Anna didn’t want to think or hear about her birth. She couldn’t even listen to her husband recount any of the details while on the phone with friends, and she definitely couldn’t tell the story of her birth to anyone either. She wanted to shut it out. However, she couldn’t stop the flashbacks, which mainly happened when she was still half awake, in that in between place before sleep. “All of a sudden, you feel exactly like you are in that situation. I could feel how I was lying on the bed and hear all the people talking around me. And I knew that I wasn’t quite there, but at the same time it felt very much like I was there, all of the senses went back to that place.”
After her six-week postpartum visit with her doctor, Anna was referred to a therapist. It turned out that therapist didn’t take her insurance, but this one phone conversation gave Anna a lot of insight. The therapist said, “Well, it sounds like you went through a traumatic birth,” and then all of a sudden, it clicked into place. This was traumatic. This was a trauma. “That helped so much in accepting. I know what traumas can do to people, so it’s okay that this is going on. It validated what I was going through.” For Anna, just that one word– trauma — gave her everything she needed. She knew exactly how to cope once she had a label for her feelings. “As soon as I realized this was a trauma, I started to process it. I sat with my husband and discussed what happened. I began facing it.”
Her experience has made an impact on her clinical work. “I can relate more to everything my patients are going through. I had never been in the hospital before. I had never been a patient before. It helped because I had a little tiny taste of that.” Anna doesn’t compare herself to her patients who have experienced PTSD for years and decades, since Vietnam, but it’s helpful that a flashback isn’t just a description she read in a book. It’s something she has experienced.

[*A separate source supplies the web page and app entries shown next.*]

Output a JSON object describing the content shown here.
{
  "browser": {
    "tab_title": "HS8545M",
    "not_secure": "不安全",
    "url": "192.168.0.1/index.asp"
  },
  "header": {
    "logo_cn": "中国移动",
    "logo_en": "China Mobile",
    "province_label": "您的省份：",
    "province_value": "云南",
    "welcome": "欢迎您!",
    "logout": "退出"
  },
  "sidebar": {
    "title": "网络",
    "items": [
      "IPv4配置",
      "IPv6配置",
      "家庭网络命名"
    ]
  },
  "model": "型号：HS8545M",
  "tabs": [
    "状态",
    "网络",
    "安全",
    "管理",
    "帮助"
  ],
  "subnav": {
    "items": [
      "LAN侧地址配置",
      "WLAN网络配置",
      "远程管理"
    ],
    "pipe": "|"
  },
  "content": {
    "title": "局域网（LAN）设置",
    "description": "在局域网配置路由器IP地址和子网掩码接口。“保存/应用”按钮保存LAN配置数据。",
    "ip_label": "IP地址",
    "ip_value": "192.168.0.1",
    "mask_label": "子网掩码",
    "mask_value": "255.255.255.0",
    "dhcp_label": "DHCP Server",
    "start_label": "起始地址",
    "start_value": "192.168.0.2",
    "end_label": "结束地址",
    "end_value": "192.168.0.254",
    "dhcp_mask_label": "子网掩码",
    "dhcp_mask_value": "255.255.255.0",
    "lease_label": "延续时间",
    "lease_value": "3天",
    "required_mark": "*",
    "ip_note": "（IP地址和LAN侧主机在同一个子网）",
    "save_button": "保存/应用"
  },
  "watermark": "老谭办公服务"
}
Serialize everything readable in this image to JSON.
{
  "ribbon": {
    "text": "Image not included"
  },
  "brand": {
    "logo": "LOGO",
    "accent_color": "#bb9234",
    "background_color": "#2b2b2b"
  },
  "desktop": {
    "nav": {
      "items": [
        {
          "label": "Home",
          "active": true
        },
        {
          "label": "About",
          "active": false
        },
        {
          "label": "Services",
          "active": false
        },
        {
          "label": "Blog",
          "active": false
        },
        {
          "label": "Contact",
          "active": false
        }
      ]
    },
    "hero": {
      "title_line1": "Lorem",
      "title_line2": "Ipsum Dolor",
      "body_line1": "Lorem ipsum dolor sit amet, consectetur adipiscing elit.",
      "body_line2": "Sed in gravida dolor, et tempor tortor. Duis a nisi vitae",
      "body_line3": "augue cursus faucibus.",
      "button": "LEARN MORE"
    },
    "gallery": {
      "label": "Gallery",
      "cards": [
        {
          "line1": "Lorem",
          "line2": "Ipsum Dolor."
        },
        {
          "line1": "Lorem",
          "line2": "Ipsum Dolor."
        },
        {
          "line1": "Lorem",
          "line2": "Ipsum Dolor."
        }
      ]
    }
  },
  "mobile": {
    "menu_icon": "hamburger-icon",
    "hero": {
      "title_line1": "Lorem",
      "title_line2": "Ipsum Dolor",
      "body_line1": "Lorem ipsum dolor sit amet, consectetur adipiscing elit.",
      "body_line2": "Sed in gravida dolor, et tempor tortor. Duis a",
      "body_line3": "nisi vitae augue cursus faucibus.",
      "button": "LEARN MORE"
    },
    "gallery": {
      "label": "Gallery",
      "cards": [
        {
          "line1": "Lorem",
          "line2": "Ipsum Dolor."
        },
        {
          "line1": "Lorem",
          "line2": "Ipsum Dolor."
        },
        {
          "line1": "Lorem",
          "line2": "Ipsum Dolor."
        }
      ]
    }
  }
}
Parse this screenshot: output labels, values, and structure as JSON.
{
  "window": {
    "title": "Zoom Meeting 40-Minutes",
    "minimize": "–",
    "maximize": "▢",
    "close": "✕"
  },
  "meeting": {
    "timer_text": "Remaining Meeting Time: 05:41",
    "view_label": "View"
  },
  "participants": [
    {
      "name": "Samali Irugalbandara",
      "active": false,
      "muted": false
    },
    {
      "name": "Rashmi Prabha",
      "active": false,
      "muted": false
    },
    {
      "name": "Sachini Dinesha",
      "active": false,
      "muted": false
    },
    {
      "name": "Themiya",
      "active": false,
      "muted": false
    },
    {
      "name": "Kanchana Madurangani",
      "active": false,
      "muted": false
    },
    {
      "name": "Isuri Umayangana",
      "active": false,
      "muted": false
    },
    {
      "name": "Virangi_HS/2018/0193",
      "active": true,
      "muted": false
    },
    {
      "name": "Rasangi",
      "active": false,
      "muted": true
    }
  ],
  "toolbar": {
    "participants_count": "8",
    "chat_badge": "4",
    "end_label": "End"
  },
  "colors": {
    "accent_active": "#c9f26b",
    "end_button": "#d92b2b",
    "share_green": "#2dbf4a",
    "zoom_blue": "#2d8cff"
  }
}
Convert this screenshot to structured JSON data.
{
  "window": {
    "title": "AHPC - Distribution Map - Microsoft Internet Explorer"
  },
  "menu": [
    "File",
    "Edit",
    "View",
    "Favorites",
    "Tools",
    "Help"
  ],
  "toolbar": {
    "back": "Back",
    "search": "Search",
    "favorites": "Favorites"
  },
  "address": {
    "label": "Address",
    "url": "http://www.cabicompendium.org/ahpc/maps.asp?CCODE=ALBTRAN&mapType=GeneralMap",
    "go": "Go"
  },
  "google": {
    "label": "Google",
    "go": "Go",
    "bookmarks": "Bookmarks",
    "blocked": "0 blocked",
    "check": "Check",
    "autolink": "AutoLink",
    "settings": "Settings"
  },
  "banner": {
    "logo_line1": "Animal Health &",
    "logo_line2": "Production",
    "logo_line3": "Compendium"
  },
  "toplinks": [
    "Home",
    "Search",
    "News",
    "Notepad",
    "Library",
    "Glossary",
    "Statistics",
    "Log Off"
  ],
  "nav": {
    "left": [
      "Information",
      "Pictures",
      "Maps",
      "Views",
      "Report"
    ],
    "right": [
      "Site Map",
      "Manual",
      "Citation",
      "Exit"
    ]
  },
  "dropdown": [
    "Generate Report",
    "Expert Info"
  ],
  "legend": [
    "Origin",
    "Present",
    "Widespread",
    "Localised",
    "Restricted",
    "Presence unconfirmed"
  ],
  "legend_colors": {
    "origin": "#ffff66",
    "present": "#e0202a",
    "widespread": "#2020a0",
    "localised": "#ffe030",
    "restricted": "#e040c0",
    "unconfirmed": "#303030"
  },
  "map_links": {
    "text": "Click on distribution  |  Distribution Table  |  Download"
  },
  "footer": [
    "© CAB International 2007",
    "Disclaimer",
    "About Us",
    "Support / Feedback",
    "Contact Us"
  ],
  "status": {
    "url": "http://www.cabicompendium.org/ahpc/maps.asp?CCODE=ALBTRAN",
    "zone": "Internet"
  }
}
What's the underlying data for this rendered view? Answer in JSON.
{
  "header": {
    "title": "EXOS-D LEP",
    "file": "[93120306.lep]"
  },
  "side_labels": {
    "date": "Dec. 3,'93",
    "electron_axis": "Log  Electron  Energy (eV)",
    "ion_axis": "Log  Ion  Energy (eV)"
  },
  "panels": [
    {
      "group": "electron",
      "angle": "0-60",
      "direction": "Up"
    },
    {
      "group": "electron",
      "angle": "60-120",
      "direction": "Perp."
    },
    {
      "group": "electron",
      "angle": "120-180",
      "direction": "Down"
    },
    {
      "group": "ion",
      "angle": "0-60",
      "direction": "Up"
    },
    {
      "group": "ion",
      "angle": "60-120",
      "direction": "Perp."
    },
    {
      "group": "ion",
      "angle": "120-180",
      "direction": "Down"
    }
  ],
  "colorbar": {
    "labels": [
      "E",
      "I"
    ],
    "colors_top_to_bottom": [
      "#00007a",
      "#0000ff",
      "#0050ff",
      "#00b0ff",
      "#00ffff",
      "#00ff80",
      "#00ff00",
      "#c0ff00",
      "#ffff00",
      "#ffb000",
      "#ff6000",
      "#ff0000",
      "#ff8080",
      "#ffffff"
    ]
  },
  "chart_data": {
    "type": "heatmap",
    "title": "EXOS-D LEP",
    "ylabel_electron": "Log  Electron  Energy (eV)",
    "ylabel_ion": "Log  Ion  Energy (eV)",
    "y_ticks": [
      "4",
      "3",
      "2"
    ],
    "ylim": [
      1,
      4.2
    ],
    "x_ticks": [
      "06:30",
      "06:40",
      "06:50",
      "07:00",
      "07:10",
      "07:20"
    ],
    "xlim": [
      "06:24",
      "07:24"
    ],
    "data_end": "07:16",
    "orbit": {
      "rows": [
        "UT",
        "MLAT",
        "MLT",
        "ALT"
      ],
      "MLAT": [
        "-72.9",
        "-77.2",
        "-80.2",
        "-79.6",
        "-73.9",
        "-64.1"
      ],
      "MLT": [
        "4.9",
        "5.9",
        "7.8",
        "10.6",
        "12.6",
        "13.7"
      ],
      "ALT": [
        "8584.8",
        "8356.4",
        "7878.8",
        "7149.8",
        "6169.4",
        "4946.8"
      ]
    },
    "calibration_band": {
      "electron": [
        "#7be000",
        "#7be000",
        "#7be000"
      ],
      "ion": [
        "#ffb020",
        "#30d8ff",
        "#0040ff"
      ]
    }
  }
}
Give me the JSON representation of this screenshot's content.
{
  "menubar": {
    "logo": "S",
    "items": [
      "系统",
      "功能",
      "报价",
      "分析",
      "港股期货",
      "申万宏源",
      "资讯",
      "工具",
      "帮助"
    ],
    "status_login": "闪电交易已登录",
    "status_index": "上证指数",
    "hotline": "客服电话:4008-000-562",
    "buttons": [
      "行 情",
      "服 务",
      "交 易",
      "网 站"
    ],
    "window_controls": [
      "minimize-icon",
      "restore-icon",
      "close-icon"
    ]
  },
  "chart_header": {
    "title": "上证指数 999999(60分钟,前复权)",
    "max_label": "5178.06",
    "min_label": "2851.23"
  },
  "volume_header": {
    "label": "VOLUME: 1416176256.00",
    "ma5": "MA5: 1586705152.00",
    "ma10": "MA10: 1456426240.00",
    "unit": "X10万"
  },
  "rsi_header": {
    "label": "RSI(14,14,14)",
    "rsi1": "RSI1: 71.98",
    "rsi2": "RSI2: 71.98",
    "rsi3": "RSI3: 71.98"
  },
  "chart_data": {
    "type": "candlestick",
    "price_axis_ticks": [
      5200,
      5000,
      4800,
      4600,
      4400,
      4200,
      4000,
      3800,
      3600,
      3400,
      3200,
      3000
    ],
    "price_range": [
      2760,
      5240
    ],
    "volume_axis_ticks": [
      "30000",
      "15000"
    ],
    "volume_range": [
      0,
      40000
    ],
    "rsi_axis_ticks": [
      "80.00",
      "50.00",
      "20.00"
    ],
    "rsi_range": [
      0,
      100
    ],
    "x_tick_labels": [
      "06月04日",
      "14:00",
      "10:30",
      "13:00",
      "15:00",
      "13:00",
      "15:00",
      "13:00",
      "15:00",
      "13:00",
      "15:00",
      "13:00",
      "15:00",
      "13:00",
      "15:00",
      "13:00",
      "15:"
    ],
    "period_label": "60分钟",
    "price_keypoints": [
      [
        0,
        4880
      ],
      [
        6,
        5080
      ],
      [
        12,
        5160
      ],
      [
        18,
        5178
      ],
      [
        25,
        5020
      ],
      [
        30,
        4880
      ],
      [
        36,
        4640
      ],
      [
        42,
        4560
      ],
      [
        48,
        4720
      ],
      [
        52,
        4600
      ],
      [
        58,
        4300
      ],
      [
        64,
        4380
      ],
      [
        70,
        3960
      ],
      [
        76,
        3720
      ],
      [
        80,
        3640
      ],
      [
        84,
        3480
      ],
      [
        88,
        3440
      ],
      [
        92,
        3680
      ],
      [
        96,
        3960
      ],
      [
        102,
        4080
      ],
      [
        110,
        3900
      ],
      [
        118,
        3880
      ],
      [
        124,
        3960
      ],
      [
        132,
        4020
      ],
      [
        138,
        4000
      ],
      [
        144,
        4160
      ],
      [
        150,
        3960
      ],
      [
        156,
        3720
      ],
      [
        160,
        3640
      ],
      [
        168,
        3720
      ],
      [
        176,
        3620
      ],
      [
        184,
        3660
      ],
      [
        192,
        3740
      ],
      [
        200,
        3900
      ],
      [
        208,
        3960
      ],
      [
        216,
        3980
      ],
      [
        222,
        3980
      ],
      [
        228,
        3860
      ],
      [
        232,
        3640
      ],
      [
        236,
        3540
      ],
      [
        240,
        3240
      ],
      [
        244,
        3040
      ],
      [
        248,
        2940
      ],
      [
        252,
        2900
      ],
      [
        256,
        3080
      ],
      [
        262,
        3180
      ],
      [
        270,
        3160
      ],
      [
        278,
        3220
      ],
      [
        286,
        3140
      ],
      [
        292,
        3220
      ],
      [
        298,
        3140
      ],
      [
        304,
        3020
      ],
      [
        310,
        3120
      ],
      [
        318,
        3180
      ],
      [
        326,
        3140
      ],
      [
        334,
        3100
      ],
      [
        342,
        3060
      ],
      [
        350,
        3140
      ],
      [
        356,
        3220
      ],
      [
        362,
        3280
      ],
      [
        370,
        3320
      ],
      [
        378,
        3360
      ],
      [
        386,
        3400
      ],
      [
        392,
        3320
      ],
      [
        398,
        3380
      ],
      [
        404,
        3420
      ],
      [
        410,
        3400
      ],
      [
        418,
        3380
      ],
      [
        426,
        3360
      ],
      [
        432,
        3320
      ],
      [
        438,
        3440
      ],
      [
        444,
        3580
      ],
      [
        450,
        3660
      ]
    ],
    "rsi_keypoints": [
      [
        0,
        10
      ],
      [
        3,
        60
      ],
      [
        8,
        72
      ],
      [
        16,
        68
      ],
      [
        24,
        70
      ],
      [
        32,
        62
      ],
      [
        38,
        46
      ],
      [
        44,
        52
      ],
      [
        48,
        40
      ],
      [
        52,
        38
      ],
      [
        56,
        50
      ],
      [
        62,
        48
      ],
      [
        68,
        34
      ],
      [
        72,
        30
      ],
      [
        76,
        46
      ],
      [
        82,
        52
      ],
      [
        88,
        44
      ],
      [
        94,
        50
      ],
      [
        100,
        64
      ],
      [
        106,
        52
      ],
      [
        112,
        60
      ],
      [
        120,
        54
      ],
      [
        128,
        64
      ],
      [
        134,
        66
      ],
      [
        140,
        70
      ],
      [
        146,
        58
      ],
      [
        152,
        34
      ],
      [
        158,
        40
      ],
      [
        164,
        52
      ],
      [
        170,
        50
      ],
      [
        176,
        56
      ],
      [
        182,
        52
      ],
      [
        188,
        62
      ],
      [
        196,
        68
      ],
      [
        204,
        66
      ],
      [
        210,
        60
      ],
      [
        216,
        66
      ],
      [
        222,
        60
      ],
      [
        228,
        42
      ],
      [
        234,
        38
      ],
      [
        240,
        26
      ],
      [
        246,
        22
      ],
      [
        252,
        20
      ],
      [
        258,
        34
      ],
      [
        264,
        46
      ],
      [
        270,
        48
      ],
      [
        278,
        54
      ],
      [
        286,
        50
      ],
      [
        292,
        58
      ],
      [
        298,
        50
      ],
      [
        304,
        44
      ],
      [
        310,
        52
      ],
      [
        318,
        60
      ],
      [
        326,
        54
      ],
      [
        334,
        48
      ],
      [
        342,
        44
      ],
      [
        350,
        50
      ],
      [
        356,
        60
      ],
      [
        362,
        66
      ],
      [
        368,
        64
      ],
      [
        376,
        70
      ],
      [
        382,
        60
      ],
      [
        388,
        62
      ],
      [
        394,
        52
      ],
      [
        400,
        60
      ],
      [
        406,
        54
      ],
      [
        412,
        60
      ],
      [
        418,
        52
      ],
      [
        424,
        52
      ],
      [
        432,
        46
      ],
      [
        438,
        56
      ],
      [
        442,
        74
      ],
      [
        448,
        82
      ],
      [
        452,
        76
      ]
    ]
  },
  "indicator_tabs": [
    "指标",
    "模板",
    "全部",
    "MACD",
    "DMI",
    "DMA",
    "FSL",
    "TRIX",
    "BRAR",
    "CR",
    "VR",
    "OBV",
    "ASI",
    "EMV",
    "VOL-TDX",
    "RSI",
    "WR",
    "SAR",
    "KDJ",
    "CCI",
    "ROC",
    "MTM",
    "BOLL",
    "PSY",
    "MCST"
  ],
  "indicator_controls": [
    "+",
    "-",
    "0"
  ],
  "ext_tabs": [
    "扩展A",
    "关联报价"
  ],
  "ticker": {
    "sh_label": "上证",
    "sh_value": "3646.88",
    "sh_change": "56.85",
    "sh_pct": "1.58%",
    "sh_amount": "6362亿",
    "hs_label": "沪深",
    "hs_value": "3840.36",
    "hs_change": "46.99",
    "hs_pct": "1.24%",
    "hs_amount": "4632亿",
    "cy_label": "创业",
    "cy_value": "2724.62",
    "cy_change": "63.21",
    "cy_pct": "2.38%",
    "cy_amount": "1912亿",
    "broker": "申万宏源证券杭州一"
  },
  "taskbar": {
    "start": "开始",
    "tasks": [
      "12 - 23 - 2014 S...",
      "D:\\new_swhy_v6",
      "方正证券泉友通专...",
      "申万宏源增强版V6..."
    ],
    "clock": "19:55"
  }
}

And up to 6% of women will experience PTSD postpartum. The main causes of postpartum PTSD are a traumas during delivery, such as prolapsed cord, unplanned c-section, used of vacuum or forceps, baby going to NICU, lack of support during delivery, or a woman who has experienced a previous trauma, like rape or sexual abuse.
Anna was only warned about the baby blues during pregnancy. Since she was a psychologist, she was dismissive of PPD, thinking it wouldn’t happen to her. Postpartum mood wasn’t described to her as more than “you might get sad.”
Before my own postpartum mood issues, I only was aware of postpartum depression and the baby blues. I had no idea about postpartum anxiety (my diagnosis), postpartum obsessive compulsive disorder, or PTSD. I think providers need to start explaining all the spectrum of postpartum mood disorders to women, because “you might get sad” doesn’t describe any of them well.
Most importantly, doctors need to follow-up with women about their mental health; they need to ask women more questions; women need more support. Even if you didn’t suffer from PPD or another postpartum mood disorder, did your doctor screen you thoroughly? Did he or she explain the spectrum of mood disorders? We can make a difference by giving our doctors helpful feedback, so the next woman receives better care.